Voting suit challenges Mississippi law on citizenship proof
JACKSON, Miss. — A new federal lawsuit challenges a Jim Crow-era law in Mississippi that requires naturalized U.S. citizens to show proof of citizenship when they register to vote.
The lawsuit was filed Monday by the Mississippi Immigrants Rights Alliance.
A Mississippi law enacted in 1924 requires naturalized citizens to show a certificate of naturalization or another similar document that proves citizenship when they register to vote. Mississippi residents born in the U.S. must only check a box on a voter-registration form to say they are citizens.
The lawsuit says the system is unconstitutional because it treats one group of citizens differently from others.
The Lawyers’ Committee for Civil Rights Under Law and the Mississippi Center for Justice are among the groups representing the plaintiffs. The Lawyers’ Committee said in a news release that Mississippi is the only state that requires naturalized citizens to prove citizenship before registering to vote.
“The Fourteenth Amendment’s Equal Protection Clause itself draws no distinction between citizens born or naturalized in the United States. In the eyes of the Constitution, they are one and the same,” the lawsuit says. “Naturalized citizens are American citizens in every sense of the term, and they must be treated as such.”
The lawsuit is filed against Secretary of State Delbert Hosemann, who is the state’s chief elections officer. Hosemann declined to comment on the lawsuit Monday, spokeswoman Anna Moak said.
The suit says the Mississippi law “discriminates against naturalized citizens who might not have ready access to their naturalization certificates,” particularly those whose certificates have been lost or stolen and who cannot afford a $555 filing fee for replacement copies.
This is the second Jim Crow-era Mississippi election requirement to be challenged in federal court in recent months. African American plaintiffs sued the state in May over a part of Mississippi’s 1890 constitution that requires a candidate for governor or other statewide office to win a majority of the popular vote and to be the top vote-getter in a majority of the 122 state House districts. If no candidate clears both hurdles, the race is decided in the state House — a provision inserted to maintain white control over the state’s top offices.

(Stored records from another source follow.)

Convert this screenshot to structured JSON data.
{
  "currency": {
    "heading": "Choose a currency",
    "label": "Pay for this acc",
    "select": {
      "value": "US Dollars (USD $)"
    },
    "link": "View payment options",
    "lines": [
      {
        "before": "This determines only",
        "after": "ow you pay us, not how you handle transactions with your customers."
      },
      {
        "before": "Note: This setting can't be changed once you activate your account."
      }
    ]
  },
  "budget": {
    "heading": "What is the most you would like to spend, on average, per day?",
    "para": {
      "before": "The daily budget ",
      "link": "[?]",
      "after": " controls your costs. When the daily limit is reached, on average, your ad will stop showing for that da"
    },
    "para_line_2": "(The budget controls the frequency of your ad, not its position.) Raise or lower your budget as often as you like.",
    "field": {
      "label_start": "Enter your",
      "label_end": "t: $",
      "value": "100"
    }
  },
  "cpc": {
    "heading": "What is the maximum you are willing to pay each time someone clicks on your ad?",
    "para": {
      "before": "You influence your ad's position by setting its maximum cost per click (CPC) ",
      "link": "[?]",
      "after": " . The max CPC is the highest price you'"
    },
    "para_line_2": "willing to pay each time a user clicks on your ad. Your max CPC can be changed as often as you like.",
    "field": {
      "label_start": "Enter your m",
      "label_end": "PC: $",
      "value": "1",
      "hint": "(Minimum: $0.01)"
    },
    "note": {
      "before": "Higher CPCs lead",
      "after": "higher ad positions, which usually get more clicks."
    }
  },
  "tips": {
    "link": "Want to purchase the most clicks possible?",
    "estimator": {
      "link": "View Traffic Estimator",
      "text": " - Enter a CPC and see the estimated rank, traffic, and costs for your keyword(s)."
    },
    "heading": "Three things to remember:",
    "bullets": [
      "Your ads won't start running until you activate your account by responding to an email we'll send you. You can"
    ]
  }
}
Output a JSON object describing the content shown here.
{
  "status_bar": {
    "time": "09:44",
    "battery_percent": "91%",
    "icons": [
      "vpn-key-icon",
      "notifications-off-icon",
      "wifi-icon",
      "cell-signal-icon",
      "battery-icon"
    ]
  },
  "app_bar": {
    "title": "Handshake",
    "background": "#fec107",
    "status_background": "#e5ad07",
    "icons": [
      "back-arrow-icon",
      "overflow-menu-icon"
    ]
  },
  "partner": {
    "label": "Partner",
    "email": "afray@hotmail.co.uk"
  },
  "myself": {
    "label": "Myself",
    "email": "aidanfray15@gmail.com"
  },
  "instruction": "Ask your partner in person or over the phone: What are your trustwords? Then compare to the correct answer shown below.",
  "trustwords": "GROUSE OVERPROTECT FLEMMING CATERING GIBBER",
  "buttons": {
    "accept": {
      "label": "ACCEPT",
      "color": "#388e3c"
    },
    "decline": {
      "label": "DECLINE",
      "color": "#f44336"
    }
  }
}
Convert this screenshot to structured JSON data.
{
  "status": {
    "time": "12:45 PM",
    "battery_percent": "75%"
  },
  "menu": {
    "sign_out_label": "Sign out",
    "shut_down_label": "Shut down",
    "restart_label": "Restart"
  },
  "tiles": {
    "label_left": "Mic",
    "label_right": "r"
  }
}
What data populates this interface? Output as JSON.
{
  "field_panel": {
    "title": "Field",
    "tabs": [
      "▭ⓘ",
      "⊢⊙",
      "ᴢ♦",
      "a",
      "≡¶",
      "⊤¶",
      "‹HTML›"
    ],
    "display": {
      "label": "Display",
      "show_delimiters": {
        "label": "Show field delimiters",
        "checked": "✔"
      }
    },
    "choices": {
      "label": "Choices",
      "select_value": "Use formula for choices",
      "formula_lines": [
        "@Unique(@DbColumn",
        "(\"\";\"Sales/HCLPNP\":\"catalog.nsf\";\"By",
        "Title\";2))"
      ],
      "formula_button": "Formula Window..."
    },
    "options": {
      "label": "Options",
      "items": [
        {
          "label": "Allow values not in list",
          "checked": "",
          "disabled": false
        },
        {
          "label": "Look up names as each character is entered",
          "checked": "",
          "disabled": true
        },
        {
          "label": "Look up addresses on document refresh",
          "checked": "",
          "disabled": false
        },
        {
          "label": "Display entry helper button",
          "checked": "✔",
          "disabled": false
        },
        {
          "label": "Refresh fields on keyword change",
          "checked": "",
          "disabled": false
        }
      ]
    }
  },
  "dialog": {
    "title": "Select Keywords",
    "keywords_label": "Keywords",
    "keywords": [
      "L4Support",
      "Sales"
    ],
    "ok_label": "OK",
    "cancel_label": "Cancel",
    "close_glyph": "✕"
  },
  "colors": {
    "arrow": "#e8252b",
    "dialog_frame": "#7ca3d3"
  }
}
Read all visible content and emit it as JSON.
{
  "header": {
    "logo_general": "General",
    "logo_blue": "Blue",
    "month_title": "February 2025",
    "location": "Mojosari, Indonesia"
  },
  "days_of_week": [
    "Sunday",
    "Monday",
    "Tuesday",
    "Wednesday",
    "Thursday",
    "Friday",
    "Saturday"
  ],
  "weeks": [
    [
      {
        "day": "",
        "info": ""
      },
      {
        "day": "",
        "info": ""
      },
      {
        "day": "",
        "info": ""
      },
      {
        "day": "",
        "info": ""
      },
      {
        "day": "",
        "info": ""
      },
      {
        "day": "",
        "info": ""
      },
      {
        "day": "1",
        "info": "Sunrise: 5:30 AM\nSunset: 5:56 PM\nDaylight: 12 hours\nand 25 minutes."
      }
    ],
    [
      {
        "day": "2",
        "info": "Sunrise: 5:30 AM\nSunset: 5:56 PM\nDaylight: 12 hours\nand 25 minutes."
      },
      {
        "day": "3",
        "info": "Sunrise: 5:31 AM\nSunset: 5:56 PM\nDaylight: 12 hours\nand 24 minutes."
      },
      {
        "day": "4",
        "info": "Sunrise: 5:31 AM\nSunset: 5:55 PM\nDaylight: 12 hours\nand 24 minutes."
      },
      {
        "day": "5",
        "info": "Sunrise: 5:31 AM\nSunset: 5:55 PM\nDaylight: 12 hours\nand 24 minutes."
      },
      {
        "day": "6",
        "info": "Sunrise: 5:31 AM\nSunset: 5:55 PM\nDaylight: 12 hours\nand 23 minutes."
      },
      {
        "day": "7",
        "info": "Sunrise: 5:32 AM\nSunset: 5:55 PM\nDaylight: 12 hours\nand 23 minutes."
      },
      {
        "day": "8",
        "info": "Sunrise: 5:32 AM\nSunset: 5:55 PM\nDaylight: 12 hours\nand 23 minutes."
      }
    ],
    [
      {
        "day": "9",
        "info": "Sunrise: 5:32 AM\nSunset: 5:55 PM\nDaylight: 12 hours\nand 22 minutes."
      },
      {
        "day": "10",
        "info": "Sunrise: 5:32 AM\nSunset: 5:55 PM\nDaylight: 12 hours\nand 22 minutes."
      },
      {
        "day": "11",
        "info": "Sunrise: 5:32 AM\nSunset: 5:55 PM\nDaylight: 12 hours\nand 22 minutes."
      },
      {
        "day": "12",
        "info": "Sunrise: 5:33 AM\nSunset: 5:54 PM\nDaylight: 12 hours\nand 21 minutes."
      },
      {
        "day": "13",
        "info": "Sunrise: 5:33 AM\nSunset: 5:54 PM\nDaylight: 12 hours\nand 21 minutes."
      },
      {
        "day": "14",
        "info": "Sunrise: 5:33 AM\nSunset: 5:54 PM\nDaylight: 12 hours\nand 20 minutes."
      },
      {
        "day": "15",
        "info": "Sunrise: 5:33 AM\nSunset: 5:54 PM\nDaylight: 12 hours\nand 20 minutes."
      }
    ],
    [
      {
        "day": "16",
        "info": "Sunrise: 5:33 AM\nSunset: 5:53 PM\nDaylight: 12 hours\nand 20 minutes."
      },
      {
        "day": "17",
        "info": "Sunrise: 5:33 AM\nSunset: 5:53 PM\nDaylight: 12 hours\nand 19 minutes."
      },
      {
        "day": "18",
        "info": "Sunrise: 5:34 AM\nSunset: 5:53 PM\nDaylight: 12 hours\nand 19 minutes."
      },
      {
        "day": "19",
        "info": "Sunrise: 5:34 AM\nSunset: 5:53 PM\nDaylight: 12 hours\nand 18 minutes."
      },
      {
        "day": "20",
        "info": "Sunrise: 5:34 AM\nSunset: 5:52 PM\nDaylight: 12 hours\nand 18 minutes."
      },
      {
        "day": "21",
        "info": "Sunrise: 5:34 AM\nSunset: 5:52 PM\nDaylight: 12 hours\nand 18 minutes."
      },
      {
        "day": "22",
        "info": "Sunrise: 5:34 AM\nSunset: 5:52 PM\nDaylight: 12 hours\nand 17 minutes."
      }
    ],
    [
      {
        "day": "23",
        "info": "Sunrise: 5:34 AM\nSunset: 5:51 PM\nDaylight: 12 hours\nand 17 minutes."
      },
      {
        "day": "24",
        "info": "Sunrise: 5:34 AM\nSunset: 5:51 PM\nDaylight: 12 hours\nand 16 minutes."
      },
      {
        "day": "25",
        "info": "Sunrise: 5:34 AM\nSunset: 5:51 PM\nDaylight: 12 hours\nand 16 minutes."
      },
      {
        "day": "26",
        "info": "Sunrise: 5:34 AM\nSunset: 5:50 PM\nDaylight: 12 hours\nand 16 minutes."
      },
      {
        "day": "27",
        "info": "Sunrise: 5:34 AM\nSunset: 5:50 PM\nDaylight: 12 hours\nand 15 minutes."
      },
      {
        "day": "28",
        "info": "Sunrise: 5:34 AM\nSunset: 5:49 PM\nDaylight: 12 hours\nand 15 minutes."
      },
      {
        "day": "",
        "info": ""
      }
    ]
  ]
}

U.S. District Judge Daniel P. Jordan III ruled days before the Nov. 5 election for governor and other offices that he would not immediately block the multi-part election process, but he wrote that he has “grave concern that at least the Electoral-Vote rule is unconstitutional.”